Martini, a brilliant biblical scholar, was once seen as a future Pope. Many had hoped he would succeed John Paul II. He was also an outspoken critic of contemporary Catholic leadership and urged his fellow bishops to recognize the institutional church’s errors and launch a program of thoroughgoing structural reform and theological updating, starting with the papal office.
He was a courageous and wonderfully outspoken man. A contemporary Roman Catholic prophet. I met him once, briefly; but he was my hero for many years, especially when, accused of heresy, I tangled with church authorities. He reminded me and encouraged me with the conviction that a Catholic theologian can, and must be, a contemporary thinking believer.

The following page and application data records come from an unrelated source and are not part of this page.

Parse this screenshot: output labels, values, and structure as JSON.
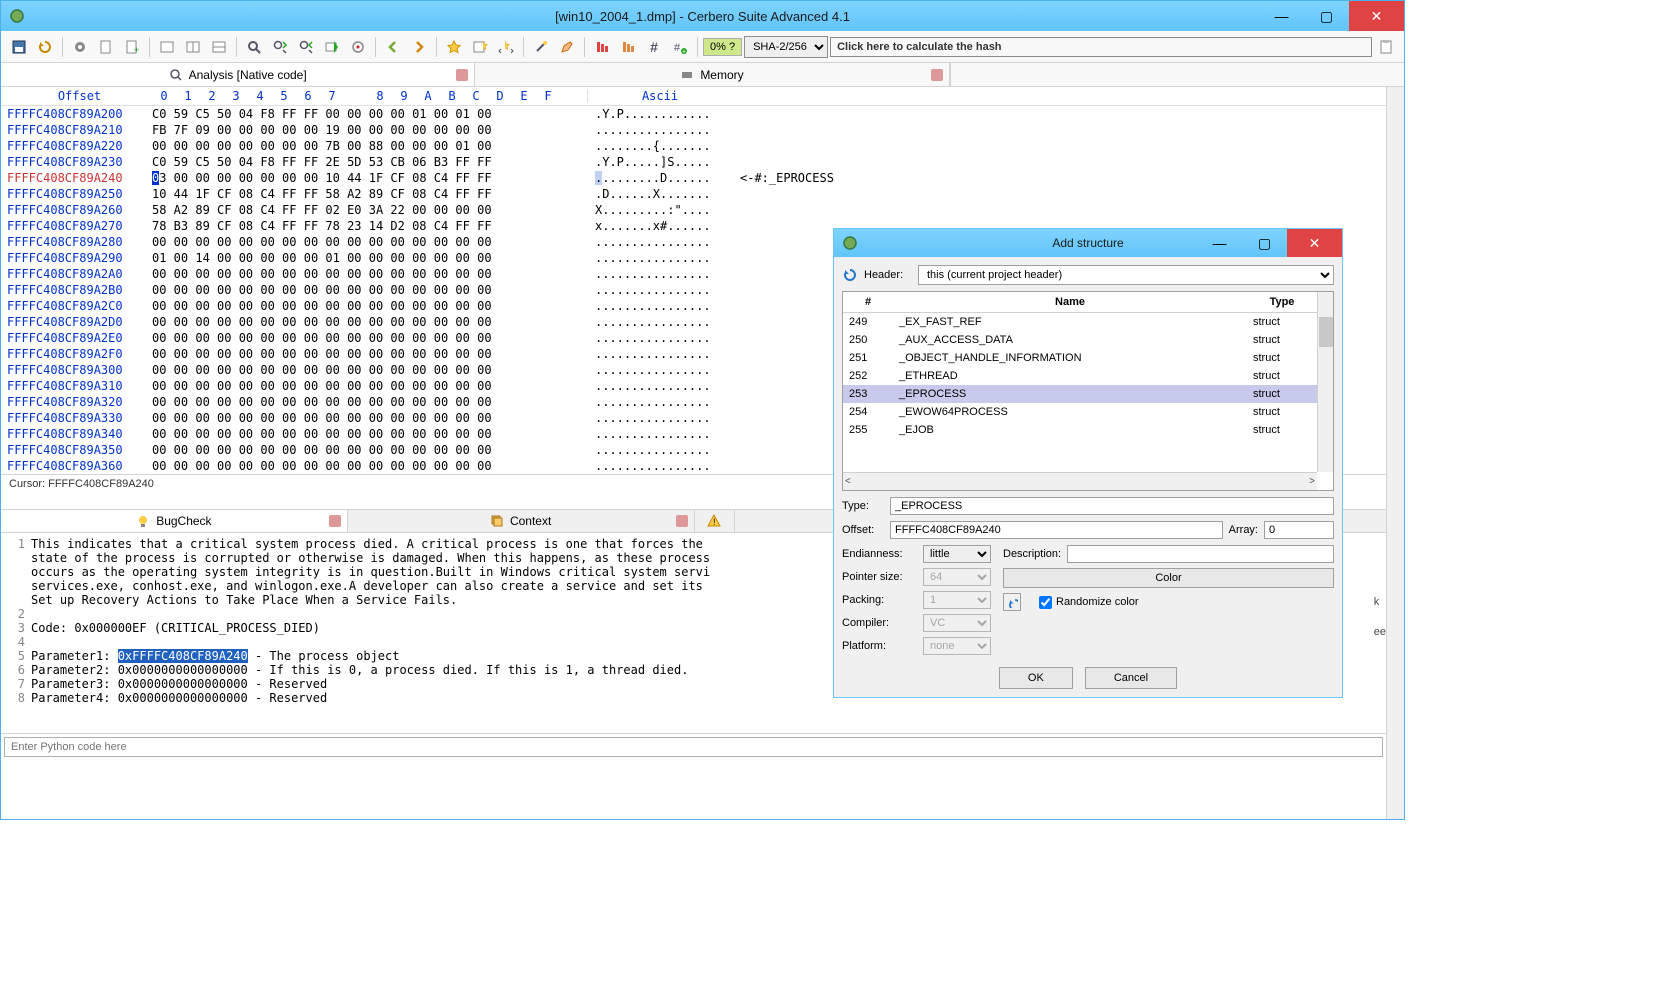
{
  "window": {
    "title": "[win10_2004_1.dmp] - Cerbero Suite Advanced 4.1"
  },
  "toolbar": {
    "percent": "0% ?",
    "hash_algo": "SHA-2/256",
    "hash_hint": "Click here to calculate the hash"
  },
  "tabs": {
    "analysis": "Analysis [Native code]",
    "memory": "Memory"
  },
  "hex": {
    "header_offset": "Offset",
    "header_bytes": [
      "0",
      "1",
      "2",
      "3",
      "4",
      "5",
      "6",
      "7",
      "",
      "8",
      "9",
      "A",
      "B",
      "C",
      "D",
      "E",
      "F"
    ],
    "header_ascii": "Ascii",
    "rows": [
      {
        "addr": "FFFFC408CF89A200",
        "b": "C0 59 C5 50 04 F8 FF FF   00 00 00 00 01 00 01 00",
        "a": ".Y.P............"
      },
      {
        "addr": "FFFFC408CF89A210",
        "b": "FB 7F 09 00 00 00 00 00   19 00 00 00 00 00 00 00",
        "a": "................"
      },
      {
        "addr": "FFFFC408CF89A220",
        "b": "00 00 00 00 00 00 00 00   7B 00 88 00 00 00 01 00",
        "a": "........{......."
      },
      {
        "addr": "FFFFC408CF89A230",
        "b": "C0 59 C5 50 04 F8 FF FF   2E 5D 53 CB 06 B3 FF FF",
        "a": ".Y.P.....]S....."
      },
      {
        "addr": "FFFFC408CF89A240",
        "b": "03 00 00 00 00 00 00 00   10 44 1F CF 08 C4 FF FF",
        "a": ".........D......",
        "hl": true,
        "sel0": true
      },
      {
        "addr": "FFFFC408CF89A250",
        "b": "10 44 1F CF 08 C4 FF FF   58 A2 89 CF 08 C4 FF FF",
        "a": ".D......X......."
      },
      {
        "addr": "FFFFC408CF89A260",
        "b": "58 A2 89 CF 08 C4 FF FF   02 E0 3A 22 00 00 00 00",
        "a": "X.........:\"...."
      },
      {
        "addr": "FFFFC408CF89A270",
        "b": "78 B3 89 CF 08 C4 FF FF   78 23 14 D2 08 C4 FF FF",
        "a": "x.......x#......"
      },
      {
        "addr": "FFFFC408CF89A280",
        "b": "00 00 00 00 00 00 00 00   00 00 00 00 00 00 00 00",
        "a": "................"
      },
      {
        "addr": "FFFFC408CF89A290",
        "b": "01 00 14 00 00 00 00 00   01 00 00 00 00 00 00 00",
        "a": "................"
      },
      {
        "addr": "FFFFC408CF89A2A0",
        "b": "00 00 00 00 00 00 00 00   00 00 00 00 00 00 00 00",
        "a": "................"
      },
      {
        "addr": "FFFFC408CF89A2B0",
        "b": "00 00 00 00 00 00 00 00   00 00 00 00 00 00 00 00",
        "a": "................"
      },
      {
        "addr": "FFFFC408CF89A2C0",
        "b": "00 00 00 00 00 00 00 00   00 00 00 00 00 00 00 00",
        "a": "................"
      },
      {
        "addr": "FFFFC408CF89A2D0",
        "b": "00 00 00 00 00 00 00 00   00 00 00 00 00 00 00 00",
        "a": "................"
      },
      {
        "addr": "FFFFC408CF89A2E0",
        "b": "00 00 00 00 00 00 00 00   00 00 00 00 00 00 00 00",
        "a": "................"
      },
      {
        "addr": "FFFFC408CF89A2F0",
        "b": "00 00 00 00 00 00 00 00   00 00 00 00 00 00 00 00",
        "a": "................"
      },
      {
        "addr": "FFFFC408CF89A300",
        "b": "00 00 00 00 00 00 00 00   00 00 00 00 00 00 00 00",
        "a": "................"
      },
      {
        "addr": "FFFFC408CF89A310",
        "b": "00 00 00 00 00 00 00 00   00 00 00 00 00 00 00 00",
        "a": "................"
      },
      {
        "addr": "FFFFC408CF89A320",
        "b": "00 00 00 00 00 00 00 00   00 00 00 00 00 00 00 00",
        "a": "................"
      },
      {
        "addr": "FFFFC408CF89A330",
        "b": "00 00 00 00 00 00 00 00   00 00 00 00 00 00 00 00",
        "a": "................"
      },
      {
        "addr": "FFFFC408CF89A340",
        "b": "00 00 00 00 00 00 00 00   00 00 00 00 00 00 00 00",
        "a": "................"
      },
      {
        "addr": "FFFFC408CF89A350",
        "b": "00 00 00 00 00 00 00 00   00 00 00 00 00 00 00 00",
        "a": "................"
      },
      {
        "addr": "FFFFC408CF89A360",
        "b": "00 00 00 00 00 00 00 00   00 00 00 00 00 00 00 00",
        "a": "................"
      }
    ],
    "annotation": "<-#:_EPROCESS",
    "cursor": "Cursor: FFFFC408CF89A240"
  },
  "mid_tabs": {
    "bugcheck": "BugCheck",
    "context": "Context"
  },
  "bugcheck": {
    "lines": [
      "This indicates that a critical system process died. A critical process is one that forces the",
      "state of the process is corrupted or otherwise is damaged. When this happens, as these process",
      "occurs as the operating system integrity is in question.Built in Windows critical system servi",
      "services.exe, conhost.exe, and winlogon.exe.A developer can also create a service and set its ",
      "Set up Recovery Actions to Take Place When a Service Fails.",
      "",
      "Code: 0x000000EF (CRITICAL_PROCESS_DIED)",
      "",
      "Parameter1: 0xFFFFC408CF89A240 - The process object",
      "Parameter2: 0x0000000000000000 - If this is 0, a process died. If this is 1, a thread died.",
      "Parameter3: 0x0000000000000000 - Reserved",
      "Parameter4: 0x0000000000000000 - Reserved"
    ],
    "hl_text": "0xFFFFC408CF89A240"
  },
  "python": {
    "placeholder": "Enter Python code here"
  },
  "dialog": {
    "title": "Add structure",
    "header_label": "Header:",
    "header_value": "this (current project header)",
    "cols": {
      "num": "#",
      "name": "Name",
      "type": "Type"
    },
    "structs": [
      {
        "n": "249",
        "name": "_EX_FAST_REF",
        "type": "struct"
      },
      {
        "n": "250",
        "name": "_AUX_ACCESS_DATA",
        "type": "struct"
      },
      {
        "n": "251",
        "name": "_OBJECT_HANDLE_INFORMATION",
        "type": "struct"
      },
      {
        "n": "252",
        "name": "_ETHREAD",
        "type": "struct"
      },
      {
        "n": "253",
        "name": "_EPROCESS",
        "type": "struct",
        "sel": true
      },
      {
        "n": "254",
        "name": "_EWOW64PROCESS",
        "type": "struct"
      },
      {
        "n": "255",
        "name": "_EJOB",
        "type": "struct"
      }
    ],
    "type_label": "Type:",
    "type_value": "_EPROCESS",
    "offset_label": "Offset:",
    "offset_value": "FFFFC408CF89A240",
    "array_label": "Array:",
    "array_value": "0",
    "endian_label": "Endianness:",
    "endian_value": "little",
    "ptr_label": "Pointer size:",
    "ptr_value": "64",
    "packing_label": "Packing:",
    "packing_value": "1",
    "compiler_label": "Compiler:",
    "compiler_value": "VC",
    "platform_label": "Platform:",
    "platform_value": "none",
    "desc_label": "Description:",
    "color_label": "Color",
    "randomize": "Randomize color",
    "ok": "OK",
    "cancel": "Cancel"
  },
  "right_panel": {
    "line1": "k",
    "line2": "ee"
  }
}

Cardinal Martini gave his last interview to a fellow Jesuit, Fr. Georg Sporschill, at the beginning of August when he knew his death was near.
Martini criticized the way the church far too often addresses contemporary believers with negatives and prohibitions rather than words of encouragement.
Contemporary Catholics lack confidence in the church, he said in the recent interview, because: “Our culture has grown old. Our churches are big and empty. The church bureaucracy rises up, and our religious rites, and the vestments we wear, are pompous.”
Speaking about divorced Catholics, Martini stressed that the church must adopt “a more generous attitude towards divorced persons.” The question, he said, was not whether divorced couples can receive communion, but how the church can help complex family situations.
“The child sex scandals oblige us to undertake a journey of transformation,” Cardinal Martini said. And he stressed “a radical transformation, beginning with the Pope and his bishops.”
A courageous and pastoral bishop indeed. Cardinal Martini was not afraid to speak his mind on issues considered taboo at the Vatican, like priestly celibacy, expanding the role of women in the church, homosexuality, or advocating the use of condoms to combat Aids. In 2008 he criticized the official church’s prohibition of birth control.
Cardinal Martini was well-known and well-liked by Italians. Many got to know him by his frequent contributions to the leading daily newspaper Corriere della Sera, in which for three years he wrote a popular column ‘‘Letters to Cardinal Martini,’’ in which he responded to questions submitted by readers.
His funeral will be on Monday in Milan’s cathedral.
“Where is the Life we have lost in living? Where is the wisdom we have lost in knowledge? Where is the knowledge we have lost in information?”
― T.S. Eliot